Thank you for all these great questions! I appreciate them, I’m just scrolling down right now to see if there’s anything that I’ve missed. Teenagers- “How can teenagers cope was being confined to home?” Certainly, that’s a time of exploration and the last sort of place you want to be all the time is being stuck there at home. I think we have to be as creative as possible. Calling people, setting up Zoom meetings, or Skype sessions with our friends, so we could virtually chat with multiple people at one time. I saw one of my high school friends posted a video of a birthday party. I’ve seen this a couple of times now on various platforms, where it’s somebody’s birthday and maybe they were really looking forward to getting together with a whole bunch of people, and we can’t do that right now, and so everyone jumped on this meeting, and he still had a birthday cake and everyone could still sing happy birthday. There was a patient sharing with me yesterday that they did the same thing for a co-worker. They had planned on having a cake in the break room and no one’s working at the office right now, and so they coordinated a zoom meeting and everyone sang happy birthday and they connected. Is it ideal? Is it what we had hoped for? No. Again going back to my first point, really acknowledging the fact that it’s not what we had anticipated, but it is what it is right now. I hate to ever put a silver lining around anything and I’m certainly not trying to do that, but trying to figure out how we can do the best that we can with what we have at this present moment, and being creative and flexible and kind, I think is the best that we can do for ourselves and for each other.

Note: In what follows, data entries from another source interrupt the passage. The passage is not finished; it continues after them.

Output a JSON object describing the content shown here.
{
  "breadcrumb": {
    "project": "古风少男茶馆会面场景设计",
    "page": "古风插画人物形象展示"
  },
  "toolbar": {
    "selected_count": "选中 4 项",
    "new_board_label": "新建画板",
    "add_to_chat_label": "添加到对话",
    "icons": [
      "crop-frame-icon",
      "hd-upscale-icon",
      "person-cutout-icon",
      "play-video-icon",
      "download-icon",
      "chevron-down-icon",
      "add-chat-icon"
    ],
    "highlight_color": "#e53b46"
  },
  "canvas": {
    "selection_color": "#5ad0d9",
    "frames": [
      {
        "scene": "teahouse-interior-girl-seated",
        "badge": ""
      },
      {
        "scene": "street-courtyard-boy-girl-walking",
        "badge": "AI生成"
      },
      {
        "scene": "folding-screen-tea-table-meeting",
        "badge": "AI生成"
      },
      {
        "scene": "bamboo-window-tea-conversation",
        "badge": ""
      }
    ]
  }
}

Thank you so much again for all of your questions! I wish you continued well-being or healing, and we are here to support you now and in the future. Please feel free to reach out to us and be well today. Thank you so much!